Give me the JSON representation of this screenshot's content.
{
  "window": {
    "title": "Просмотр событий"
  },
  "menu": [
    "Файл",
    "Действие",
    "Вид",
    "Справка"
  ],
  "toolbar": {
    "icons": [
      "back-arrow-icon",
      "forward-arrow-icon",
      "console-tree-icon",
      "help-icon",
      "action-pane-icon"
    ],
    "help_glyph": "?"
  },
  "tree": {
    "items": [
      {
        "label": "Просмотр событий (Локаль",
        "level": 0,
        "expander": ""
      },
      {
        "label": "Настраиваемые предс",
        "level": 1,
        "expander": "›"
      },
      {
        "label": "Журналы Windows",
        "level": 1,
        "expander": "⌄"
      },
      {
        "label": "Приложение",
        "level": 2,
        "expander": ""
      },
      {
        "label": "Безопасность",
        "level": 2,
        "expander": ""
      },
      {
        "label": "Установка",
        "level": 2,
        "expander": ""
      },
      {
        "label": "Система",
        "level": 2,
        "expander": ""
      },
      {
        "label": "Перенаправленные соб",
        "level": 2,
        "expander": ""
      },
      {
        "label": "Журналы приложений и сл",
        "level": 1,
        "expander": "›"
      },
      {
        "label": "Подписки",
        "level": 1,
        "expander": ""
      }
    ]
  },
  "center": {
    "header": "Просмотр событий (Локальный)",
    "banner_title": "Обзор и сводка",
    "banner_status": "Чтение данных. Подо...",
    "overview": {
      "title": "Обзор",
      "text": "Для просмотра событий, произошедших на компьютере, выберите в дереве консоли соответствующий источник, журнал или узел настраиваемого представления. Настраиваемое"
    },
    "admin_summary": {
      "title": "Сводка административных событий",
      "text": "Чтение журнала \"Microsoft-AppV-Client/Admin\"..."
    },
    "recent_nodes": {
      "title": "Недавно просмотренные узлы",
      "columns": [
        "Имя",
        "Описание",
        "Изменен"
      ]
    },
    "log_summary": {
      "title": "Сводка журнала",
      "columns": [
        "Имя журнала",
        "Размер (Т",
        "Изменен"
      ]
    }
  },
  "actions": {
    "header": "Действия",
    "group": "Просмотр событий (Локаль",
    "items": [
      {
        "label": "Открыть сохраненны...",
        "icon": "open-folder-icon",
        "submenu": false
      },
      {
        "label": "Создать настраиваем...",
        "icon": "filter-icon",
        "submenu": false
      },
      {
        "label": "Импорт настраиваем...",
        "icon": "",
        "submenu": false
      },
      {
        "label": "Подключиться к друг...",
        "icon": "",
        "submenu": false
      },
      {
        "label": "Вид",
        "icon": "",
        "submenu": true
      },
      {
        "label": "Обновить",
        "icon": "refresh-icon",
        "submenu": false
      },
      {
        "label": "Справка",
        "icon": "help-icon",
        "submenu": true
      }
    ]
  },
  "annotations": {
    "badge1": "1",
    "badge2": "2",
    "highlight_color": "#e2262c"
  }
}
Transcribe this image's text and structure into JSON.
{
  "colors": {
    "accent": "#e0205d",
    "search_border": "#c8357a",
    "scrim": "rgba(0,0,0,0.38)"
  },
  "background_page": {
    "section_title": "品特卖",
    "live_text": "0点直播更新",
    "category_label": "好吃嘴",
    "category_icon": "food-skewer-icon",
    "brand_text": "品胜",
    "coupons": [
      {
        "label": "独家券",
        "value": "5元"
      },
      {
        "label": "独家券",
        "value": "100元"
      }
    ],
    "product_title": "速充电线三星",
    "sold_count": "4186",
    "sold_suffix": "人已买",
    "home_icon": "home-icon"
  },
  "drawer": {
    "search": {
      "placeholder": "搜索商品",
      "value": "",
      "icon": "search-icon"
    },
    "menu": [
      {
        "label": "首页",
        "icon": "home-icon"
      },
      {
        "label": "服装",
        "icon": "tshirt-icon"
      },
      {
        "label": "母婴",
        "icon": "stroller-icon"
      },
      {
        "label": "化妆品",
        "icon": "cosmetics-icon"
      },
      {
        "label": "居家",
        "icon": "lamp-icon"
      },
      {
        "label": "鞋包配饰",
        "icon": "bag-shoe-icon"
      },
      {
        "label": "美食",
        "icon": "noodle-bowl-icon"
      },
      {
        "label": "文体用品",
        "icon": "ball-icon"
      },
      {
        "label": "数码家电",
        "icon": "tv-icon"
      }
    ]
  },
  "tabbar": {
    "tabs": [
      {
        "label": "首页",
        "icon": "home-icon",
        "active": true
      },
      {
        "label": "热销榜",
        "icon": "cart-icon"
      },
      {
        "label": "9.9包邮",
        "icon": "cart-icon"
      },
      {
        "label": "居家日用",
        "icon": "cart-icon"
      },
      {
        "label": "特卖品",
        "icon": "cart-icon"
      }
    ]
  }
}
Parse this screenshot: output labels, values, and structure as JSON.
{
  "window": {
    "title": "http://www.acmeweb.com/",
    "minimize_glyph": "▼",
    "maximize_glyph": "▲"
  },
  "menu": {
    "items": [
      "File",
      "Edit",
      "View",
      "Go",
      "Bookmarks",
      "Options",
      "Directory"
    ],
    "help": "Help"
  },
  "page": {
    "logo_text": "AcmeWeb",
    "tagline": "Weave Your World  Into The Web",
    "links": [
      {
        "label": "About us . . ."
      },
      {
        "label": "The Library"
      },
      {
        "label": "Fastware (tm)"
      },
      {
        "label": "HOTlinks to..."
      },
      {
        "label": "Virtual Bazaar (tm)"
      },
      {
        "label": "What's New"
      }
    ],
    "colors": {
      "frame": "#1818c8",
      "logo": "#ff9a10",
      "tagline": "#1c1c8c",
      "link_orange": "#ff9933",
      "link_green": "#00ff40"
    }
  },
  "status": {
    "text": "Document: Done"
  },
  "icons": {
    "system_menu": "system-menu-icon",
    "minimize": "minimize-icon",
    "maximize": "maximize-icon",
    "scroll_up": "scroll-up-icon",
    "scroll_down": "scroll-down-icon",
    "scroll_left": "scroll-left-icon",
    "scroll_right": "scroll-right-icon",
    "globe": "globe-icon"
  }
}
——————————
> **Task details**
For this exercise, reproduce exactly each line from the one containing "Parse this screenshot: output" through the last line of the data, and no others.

> **Result**
Parse this screenshot: output labels, values, and structure as JSON.
{
  "window": {
    "title": "http://www.acmeweb.com/",
    "minimize_glyph": "▼",
    "maximize_glyph": "▲"
  },
  "menu": {
    "items": [
      "File",
      "Edit",
      "View",
      "Go",
      "Bookmarks",
      "Options",
      "Directory"
    ],
    "help": "Help"
  },
  "page": {
    "logo_text": "AcmeWeb",
    "tagline": "Weave Your World  Into The Web",
    "links": [
      {
        "label": "About us . . ."
      },
      {
        "label": "The Library"
      },
      {
        "label": "Fastware (tm)"
      },
      {
        "label": "HOTlinks to..."
      },
      {
        "label": "Virtual Bazaar (tm)"
      },
      {
        "label": "What's New"
      }
    ],
    "colors": {
      "frame": "#1818c8",
      "logo": "#ff9a10",
      "tagline": "#1c1c8c",
      "link_orange": "#ff9933",
      "link_green": "#00ff40"
    }
  },
  "status": {
    "text": "Document: Done"
  },
  "icons": {
    "system_menu": "system-menu-icon",
    "minimize": "minimize-icon",
    "maximize": "maximize-icon",
    "scroll_up": "scroll-up-icon",
    "scroll_down": "scroll-down-icon",
    "scroll_left": "scroll-left-icon",
    "scroll_right": "scroll-right-icon",
    "globe": "globe-icon"
  }
}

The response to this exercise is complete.